The Financial Times reported that it had received letters from two senior officials confirming that they had held interests in Nazaki via another company. Manuel Vicente, a minister who until the end of last year was the head of the powerful state oil company Sonangol, and as such had a key role to play in the determination of which companies obtained concessions in the Angolan oil sector, and a presidential advisor, Manuel Helder Vieira Dias “Kopelipa”. The two men confirmed that a third senior official, a presidential advisor named Leopoldino Fragoso do Nascimento, had also held an interest in Nazaki. It was not clear whether they still hold these interests….
These revelations demonstrate the urgent need for strong implementation of Provision 1504 of the Dodd-Frank Act in the United States, and for the European Union to pass similar laws, together commencing a new global standard for extractive industry transparency and accountability. It is vital that the Securities and Exchange Commission (SEC) in the United States and the European Union (the EU Parliament and Council) resist the contemptible efforts of big oil to keep the oil industry in the dark. This must include reporting on a project by project basis[ii] and must not include exemptions for any country, which would in effect amount to a “Dictator’s Charter”.
The recent Cacuaco protest came after more than a year of anti-government demonstrations throughout the country, says the World Movement for Democracy:
On March 7, 2011, a small group of Angolans held a symbolic demonstration in Luanda’s Independence Square. While all 17 protestors were arrested that day, youth activists have continued to organize protests against widespread unemployment, corruption, and poverty, for which they have suffered assaults, threats, arrests, and criminal convictions. Although Angola is Africa’s second most oil-rich nation, only a small percentage of the oil revenue reaches the general population. The Economist has described Angola as a country with one of the world’s highest levels of economic inequality.
According to Human Rights Watch, Angola’s “2010 constitution guarantees freedom of assembly and peaceful demonstration, and Angolan laws explicitly allow public demonstrations without government authorization. However, since 2009 the government has banned or obstructed a number of anti-government demonstrations, and the police have prevented the majority of peaceful demonstrations from taking place.”
The members of the Steering Committee, along with thousands of other World Movement participants around the world, are deeply concerned about the Angolan government’s long history of using unnecessary force against peaceful anti-government protestors, and the government’s reported arrangements of counter-demonstrations at state expense to build and maintain support for President José Eduardo dos Santos, who has remained in power since 1979.
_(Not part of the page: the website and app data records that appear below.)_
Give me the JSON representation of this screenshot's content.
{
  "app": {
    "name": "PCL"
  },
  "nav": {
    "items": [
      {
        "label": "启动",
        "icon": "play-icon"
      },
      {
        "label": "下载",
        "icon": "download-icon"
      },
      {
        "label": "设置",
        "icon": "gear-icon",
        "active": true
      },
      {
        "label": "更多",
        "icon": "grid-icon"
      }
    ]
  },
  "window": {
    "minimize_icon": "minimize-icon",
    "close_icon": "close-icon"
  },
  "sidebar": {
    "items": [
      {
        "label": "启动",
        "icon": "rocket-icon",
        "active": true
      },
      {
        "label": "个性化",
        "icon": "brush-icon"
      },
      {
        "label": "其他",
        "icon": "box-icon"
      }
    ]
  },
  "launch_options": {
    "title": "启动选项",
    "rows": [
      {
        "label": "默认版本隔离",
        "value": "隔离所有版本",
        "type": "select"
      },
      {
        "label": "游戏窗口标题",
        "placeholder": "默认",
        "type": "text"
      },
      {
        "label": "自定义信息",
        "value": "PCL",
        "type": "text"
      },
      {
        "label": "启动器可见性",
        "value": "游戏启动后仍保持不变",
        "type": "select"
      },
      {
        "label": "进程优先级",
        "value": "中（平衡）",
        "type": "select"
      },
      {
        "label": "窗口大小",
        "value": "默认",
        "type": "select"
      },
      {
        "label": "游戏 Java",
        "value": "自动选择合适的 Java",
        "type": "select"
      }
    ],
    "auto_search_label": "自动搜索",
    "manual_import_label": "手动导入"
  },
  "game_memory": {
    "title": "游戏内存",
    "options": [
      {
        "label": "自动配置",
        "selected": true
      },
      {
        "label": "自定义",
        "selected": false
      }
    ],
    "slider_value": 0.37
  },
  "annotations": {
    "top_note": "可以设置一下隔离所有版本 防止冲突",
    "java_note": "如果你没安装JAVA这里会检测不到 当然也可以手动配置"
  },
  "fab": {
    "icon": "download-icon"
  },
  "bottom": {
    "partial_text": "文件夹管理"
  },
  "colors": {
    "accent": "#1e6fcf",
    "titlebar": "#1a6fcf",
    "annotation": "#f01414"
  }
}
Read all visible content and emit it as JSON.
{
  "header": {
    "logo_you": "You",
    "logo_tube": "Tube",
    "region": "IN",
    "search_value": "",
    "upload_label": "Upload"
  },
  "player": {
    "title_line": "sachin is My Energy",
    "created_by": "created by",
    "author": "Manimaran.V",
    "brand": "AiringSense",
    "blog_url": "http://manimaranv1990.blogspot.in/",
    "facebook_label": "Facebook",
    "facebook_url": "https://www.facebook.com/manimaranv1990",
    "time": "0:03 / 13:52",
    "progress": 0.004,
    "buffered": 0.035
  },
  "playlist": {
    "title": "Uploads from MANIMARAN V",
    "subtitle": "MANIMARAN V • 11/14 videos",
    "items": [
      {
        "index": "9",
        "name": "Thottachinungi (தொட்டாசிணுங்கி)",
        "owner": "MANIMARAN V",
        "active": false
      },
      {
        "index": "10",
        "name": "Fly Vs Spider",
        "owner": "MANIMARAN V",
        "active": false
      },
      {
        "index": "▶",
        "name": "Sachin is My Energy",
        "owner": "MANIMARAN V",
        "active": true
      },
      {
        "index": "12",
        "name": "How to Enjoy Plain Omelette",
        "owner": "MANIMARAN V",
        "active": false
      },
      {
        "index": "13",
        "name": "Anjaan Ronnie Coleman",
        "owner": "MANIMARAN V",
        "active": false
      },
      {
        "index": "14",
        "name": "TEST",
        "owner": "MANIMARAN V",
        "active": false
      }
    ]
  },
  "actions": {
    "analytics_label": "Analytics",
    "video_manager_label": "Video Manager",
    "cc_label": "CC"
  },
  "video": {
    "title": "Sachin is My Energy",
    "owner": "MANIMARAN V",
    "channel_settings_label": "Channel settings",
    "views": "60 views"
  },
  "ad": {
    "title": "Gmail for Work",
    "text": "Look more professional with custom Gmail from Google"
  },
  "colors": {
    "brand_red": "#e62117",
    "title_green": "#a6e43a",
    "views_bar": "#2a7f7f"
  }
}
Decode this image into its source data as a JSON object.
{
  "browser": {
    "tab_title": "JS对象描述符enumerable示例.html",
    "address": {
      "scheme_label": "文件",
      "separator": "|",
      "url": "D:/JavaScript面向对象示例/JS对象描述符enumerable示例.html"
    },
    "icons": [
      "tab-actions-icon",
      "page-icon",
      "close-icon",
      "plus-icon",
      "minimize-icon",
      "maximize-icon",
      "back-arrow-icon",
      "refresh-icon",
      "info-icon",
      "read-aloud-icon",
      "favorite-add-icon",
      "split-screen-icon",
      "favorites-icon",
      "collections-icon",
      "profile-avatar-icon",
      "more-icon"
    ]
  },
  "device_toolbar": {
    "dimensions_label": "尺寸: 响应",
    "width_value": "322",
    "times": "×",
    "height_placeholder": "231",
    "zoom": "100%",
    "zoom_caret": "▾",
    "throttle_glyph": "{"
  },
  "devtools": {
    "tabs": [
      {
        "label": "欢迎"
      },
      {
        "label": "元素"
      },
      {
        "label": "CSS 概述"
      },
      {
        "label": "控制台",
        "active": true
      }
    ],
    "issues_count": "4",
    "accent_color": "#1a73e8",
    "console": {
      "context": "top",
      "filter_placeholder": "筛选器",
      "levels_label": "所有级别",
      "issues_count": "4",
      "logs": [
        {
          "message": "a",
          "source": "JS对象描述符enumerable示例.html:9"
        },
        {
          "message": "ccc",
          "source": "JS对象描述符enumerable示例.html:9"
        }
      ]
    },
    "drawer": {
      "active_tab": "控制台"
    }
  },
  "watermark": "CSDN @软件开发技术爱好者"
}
With this statement, therefore, we express our solidarity with the courageous World Movement participants and others in Angola who have joined together to express their demand for an end to repression of peaceful civil society association and assembly in that country. We call on the Angolan government to respect the provisions in the country’s own Constitution intended to protect those rights, and to adhere to the principles articulated in the World Movement’s Defending Civil Society report: The right to freedom of association; the right to operate free from unwarranted state interference; the right to free expression; the right to communication and cooperation; the right to seek and secure resources; and the state’s duty to protect civil society rights.